---- Records to process

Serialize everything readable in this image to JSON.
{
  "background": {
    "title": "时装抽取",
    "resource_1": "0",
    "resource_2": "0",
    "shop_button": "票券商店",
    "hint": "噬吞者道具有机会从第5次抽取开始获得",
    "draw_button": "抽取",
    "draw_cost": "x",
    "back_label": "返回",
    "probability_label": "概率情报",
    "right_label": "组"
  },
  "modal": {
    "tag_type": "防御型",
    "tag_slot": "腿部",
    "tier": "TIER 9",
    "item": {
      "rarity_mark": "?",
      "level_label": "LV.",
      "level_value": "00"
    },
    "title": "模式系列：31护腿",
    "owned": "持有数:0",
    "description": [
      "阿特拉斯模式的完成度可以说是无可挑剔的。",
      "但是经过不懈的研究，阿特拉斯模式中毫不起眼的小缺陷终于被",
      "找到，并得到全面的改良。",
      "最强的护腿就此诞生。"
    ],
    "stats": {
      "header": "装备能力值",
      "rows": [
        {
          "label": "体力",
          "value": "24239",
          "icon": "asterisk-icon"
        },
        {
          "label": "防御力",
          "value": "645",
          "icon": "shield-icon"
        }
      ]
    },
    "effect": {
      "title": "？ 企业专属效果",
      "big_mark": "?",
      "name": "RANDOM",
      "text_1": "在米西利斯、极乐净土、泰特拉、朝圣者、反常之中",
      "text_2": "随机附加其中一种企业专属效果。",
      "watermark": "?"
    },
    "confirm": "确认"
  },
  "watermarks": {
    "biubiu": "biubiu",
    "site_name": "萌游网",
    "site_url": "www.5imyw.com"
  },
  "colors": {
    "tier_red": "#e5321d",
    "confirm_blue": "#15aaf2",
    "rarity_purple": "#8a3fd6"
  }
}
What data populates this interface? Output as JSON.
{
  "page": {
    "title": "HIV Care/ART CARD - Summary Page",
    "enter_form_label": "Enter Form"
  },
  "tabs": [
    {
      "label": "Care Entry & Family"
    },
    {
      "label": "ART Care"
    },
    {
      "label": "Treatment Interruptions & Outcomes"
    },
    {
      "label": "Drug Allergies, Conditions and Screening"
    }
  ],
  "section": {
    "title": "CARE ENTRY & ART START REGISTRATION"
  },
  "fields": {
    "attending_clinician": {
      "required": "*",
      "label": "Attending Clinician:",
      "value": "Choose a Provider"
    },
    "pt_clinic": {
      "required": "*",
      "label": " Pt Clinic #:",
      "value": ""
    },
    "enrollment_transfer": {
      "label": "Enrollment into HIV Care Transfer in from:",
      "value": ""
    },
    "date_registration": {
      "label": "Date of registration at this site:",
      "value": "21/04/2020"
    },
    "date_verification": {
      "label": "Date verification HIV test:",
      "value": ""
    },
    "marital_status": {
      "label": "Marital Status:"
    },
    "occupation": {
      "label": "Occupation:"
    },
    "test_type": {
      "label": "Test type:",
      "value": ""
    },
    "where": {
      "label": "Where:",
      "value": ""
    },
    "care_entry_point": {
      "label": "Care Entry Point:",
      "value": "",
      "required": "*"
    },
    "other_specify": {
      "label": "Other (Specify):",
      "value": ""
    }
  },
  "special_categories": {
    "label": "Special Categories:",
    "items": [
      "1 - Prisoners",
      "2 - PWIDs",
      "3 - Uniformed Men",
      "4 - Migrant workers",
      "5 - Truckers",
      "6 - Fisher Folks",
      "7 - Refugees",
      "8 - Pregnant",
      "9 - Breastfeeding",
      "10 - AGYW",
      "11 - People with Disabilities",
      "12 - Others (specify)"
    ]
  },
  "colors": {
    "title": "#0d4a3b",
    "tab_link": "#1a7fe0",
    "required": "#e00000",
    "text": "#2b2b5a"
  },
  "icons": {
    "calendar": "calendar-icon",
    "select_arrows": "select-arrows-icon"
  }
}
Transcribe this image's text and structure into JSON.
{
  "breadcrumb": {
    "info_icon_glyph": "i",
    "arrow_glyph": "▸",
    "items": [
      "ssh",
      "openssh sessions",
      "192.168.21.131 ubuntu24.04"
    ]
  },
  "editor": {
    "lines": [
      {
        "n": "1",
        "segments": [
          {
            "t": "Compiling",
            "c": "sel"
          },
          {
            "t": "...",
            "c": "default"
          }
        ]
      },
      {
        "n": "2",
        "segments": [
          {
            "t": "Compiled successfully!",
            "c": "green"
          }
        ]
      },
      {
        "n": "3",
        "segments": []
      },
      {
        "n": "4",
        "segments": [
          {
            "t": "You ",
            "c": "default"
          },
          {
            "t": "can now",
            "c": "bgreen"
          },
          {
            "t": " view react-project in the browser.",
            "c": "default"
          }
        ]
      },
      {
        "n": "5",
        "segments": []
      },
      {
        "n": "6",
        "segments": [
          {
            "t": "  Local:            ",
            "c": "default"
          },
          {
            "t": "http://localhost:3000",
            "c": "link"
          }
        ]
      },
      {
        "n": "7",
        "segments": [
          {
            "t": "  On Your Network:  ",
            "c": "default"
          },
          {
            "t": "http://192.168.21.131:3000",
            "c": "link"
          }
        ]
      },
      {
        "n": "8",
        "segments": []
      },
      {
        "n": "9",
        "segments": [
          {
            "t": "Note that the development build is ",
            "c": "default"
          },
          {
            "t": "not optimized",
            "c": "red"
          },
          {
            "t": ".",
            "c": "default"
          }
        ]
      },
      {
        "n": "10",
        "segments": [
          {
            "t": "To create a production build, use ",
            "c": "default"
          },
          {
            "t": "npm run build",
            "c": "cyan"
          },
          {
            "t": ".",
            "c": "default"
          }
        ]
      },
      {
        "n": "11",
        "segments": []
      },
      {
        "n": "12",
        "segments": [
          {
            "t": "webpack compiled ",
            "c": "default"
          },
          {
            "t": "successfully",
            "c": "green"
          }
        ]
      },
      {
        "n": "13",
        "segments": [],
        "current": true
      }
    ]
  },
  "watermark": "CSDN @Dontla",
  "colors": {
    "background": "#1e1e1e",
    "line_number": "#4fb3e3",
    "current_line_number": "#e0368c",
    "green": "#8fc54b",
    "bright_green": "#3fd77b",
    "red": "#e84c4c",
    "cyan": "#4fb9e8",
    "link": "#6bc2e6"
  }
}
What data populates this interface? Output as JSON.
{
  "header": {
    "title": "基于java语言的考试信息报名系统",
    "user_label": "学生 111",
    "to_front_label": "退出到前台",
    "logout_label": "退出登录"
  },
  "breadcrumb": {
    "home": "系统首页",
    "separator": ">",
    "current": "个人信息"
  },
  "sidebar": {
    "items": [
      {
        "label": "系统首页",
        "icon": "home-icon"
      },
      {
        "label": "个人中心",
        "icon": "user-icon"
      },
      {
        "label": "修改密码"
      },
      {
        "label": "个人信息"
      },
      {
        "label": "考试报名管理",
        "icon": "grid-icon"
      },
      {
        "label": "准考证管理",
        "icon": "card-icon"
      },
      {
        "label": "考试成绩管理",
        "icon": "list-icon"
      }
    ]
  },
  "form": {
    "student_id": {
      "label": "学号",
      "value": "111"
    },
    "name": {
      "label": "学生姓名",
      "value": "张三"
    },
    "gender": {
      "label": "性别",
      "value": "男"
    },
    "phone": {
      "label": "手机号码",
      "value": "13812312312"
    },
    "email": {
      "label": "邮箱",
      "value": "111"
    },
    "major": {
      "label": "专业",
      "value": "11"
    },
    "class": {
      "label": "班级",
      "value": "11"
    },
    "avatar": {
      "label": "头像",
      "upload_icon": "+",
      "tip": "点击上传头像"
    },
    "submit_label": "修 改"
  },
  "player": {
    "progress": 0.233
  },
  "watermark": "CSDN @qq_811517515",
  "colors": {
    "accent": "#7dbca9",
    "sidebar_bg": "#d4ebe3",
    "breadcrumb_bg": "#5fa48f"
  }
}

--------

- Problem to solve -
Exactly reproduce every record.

- Your response -
Serialize everything readable in this image to JSON.
{
  "background": {
    "title": "时装抽取",
    "resource_1": "0",
    "resource_2": "0",
    "shop_button": "票券商店",
    "hint": "噬吞者道具有机会从第5次抽取开始获得",
    "draw_button": "抽取",
    "draw_cost": "x",
    "back_label": "返回",
    "probability_label": "概率情报",
    "right_label": "组"
  },
  "modal": {
    "tag_type": "防御型",
    "tag_slot": "腿部",
    "tier": "TIER 9",
    "item": {
      "rarity_mark": "?",
      "level_label": "LV.",
      "level_value": "00"
    },
    "title": "模式系列：31护腿",
    "owned": "持有数:0",
    "description": [
      "阿特拉斯模式的完成度可以说是无可挑剔的。",
      "但是经过不懈的研究，阿特拉斯模式中毫不起眼的小缺陷终于被",
      "找到，并得到全面的改良。",
      "最强的护腿就此诞生。"
    ],
    "stats": {
      "header": "装备能力值",
      "rows": [
        {
          "label": "体力",
          "value": "24239",
          "icon": "asterisk-icon"
        },
        {
          "label": "防御力",
          "value": "645",
          "icon": "shield-icon"
        }
      ]
    },
    "effect": {
      "title": "？ 企业专属效果",
      "big_mark": "?",
      "name": "RANDOM",
      "text_1": "在米西利斯、极乐净土、泰特拉、朝圣者、反常之中",
      "text_2": "随机附加其中一种企业专属效果。",
      "watermark": "?"
    },
    "confirm": "确认"
  },
  "watermarks": {
    "biubiu": "biubiu",
    "site_name": "萌游网",
    "site_url": "www.5imyw.com"
  },
  "colors": {
    "tier_red": "#e5321d",
    "confirm_blue": "#15aaf2",
    "rarity_purple": "#8a3fd6"
  }
}
What data populates this interface? Output as JSON.
{
  "page": {
    "title": "HIV Care/ART CARD - Summary Page",
    "enter_form_label": "Enter Form"
  },
  "tabs": [
    {
      "label": "Care Entry & Family"
    },
    {
      "label": "ART Care"
    },
    {
      "label": "Treatment Interruptions & Outcomes"
    },
    {
      "label": "Drug Allergies, Conditions and Screening"
    }
  ],
  "section": {
    "title": "CARE ENTRY & ART START REGISTRATION"
  },
  "fields": {
    "attending_clinician": {
      "required": "*",
      "label": "Attending Clinician:",
      "value": "Choose a Provider"
    },
    "pt_clinic": {
      "required": "*",
      "label": " Pt Clinic #:",
      "value": ""
    },
    "enrollment_transfer": {
      "label": "Enrollment into HIV Care Transfer in from:",
      "value": ""
    },
    "date_registration": {
      "label": "Date of registration at this site:",
      "value": "21/04/2020"
    },
    "date_verification": {
      "label": "Date verification HIV test:",
      "value": ""
    },
    "marital_status": {
      "label": "Marital Status:"
    },
    "occupation": {
      "label": "Occupation:"
    },
    "test_type": {
      "label": "Test type:",
      "value": ""
    },
    "where": {
      "label": "Where:",
      "value": ""
    },
    "care_entry_point": {
      "label": "Care Entry Point:",
      "value": "",
      "required": "*"
    },
    "other_specify": {
      "label": "Other (Specify):",
      "value": ""
    }
  },
  "special_categories": {
    "label": "Special Categories:",
    "items": [
      "1 - Prisoners",
      "2 - PWIDs",
      "3 - Uniformed Men",
      "4 - Migrant workers",
      "5 - Truckers",
      "6 - Fisher Folks",
      "7 - Refugees",
      "8 - Pregnant",
      "9 - Breastfeeding",
      "10 - AGYW",
      "11 - People with Disabilities",
      "12 - Others (specify)"
    ]
  },
  "colors": {
    "title": "#0d4a3b",
    "tab_link": "#1a7fe0",
    "required": "#e00000",
    "text": "#2b2b5a"
  },
  "icons": {
    "calendar": "calendar-icon",
    "select_arrows": "select-arrows-icon"
  }
}
Transcribe this image's text and structure into JSON.
{
  "breadcrumb": {
    "info_icon_glyph": "i",
    "arrow_glyph": "▸",
    "items": [
      "ssh",
      "openssh sessions",
      "192.168.21.131 ubuntu24.04"
    ]
  },
  "editor": {
    "lines": [
      {
        "n": "1",
        "segments": [
          {
            "t": "Compiling",
            "c": "sel"
          },
          {
            "t": "...",
            "c": "default"
          }
        ]
      },
      {
        "n": "2",
        "segments": [
          {
            "t": "Compiled successfully!",
            "c": "green"
          }
        ]
      },
      {
        "n": "3",
        "segments": []
      },
      {
        "n": "4",
        "segments": [
          {
            "t": "You ",
            "c": "default"
          },
          {
            "t": "can now",
            "c": "bgreen"
          },
          {
            "t": " view react-project in the browser.",
            "c": "default"
          }
        ]
      },
      {
        "n": "5",
        "segments": []
      },
      {
        "n": "6",
        "segments": [
          {
            "t": "  Local:            ",
            "c": "default"
          },
          {
            "t": "http://localhost:3000",
            "c": "link"
          }
        ]
      },
      {
        "n": "7",
        "segments": [
          {
            "t": "  On Your Network:  ",
            "c": "default"
          },
          {
            "t": "http://192.168.21.131:3000",
            "c": "link"
          }
        ]
      },
      {
        "n": "8",
        "segments": []
      },
      {
        "n": "9",
        "segments": [
          {
            "t": "Note that the development build is ",
            "c": "default"
          },
          {
            "t": "not optimized",
            "c": "red"
          },
          {
            "t": ".",
            "c": "default"
          }
        ]
      },
      {
        "n": "10",
        "segments": [
          {
            "t": "To create a production build, use ",
            "c": "default"
          },
          {
            "t": "npm run build",
            "c": "cyan"
          },
          {
            "t": ".",
            "c": "default"
          }
        ]
      },
      {
        "n": "11",
        "segments": []
      },
      {
        "n": "12",
        "segments": [
          {
            "t": "webpack compiled ",
            "c": "default"
          },
          {
            "t": "successfully",
            "c": "green"
          }
        ]
      },
      {
        "n": "13",
        "segments": [],
        "current": true
      }
    ]
  },
  "watermark": "CSDN @Dontla",
  "colors": {
    "background": "#1e1e1e",
    "line_number": "#4fb3e3",
    "current_line_number": "#e0368c",
    "green": "#8fc54b",
    "bright_green": "#3fd77b",
    "red": "#e84c4c",
    "cyan": "#4fb9e8",
    "link": "#6bc2e6"
  }
}
What data populates this interface? Output as JSON.
{
  "header": {
    "title": "基于java语言的考试信息报名系统",
    "user_label": "学生 111",
    "to_front_label": "退出到前台",
    "logout_label": "退出登录"
  },
  "breadcrumb": {
    "home": "系统首页",
    "separator": ">",
    "current": "个人信息"
  },
  "sidebar": {
    "items": [
      {
        "label": "系统首页",
        "icon": "home-icon"
      },
      {
        "label": "个人中心",
        "icon": "user-icon"
      },
      {
        "label": "修改密码"
      },
      {
        "label": "个人信息"
      },
      {
        "label": "考试报名管理",
        "icon": "grid-icon"
      },
      {
        "label": "准考证管理",
        "icon": "card-icon"
      },
      {
        "label": "考试成绩管理",
        "icon": "list-icon"
      }
    ]
  },
  "form": {
    "student_id": {
      "label": "学号",
      "value": "111"
    },
    "name": {
      "label": "学生姓名",
      "value": "张三"
    },
    "gender": {
      "label": "性别",
      "value": "男"
    },
    "phone": {
      "label": "手机号码",
      "value": "13812312312"
    },
    "email": {
      "label": "邮箱",
      "value": "111"
    },
    "major": {
      "label": "专业",
      "value": "11"
    },
    "class": {
      "label": "班级",
      "value": "11"
    },
    "avatar": {
      "label": "头像",
      "upload_icon": "+",
      "tip": "点击上传头像"
    },
    "submit_label": "修 改"
  },
  "player": {
    "progress": 0.233
  },
  "watermark": "CSDN @qq_811517515",
  "colors": {
    "accent": "#7dbca9",
    "sidebar_bg": "#d4ebe3",
    "breadcrumb_bg": "#5fa48f"
  }
}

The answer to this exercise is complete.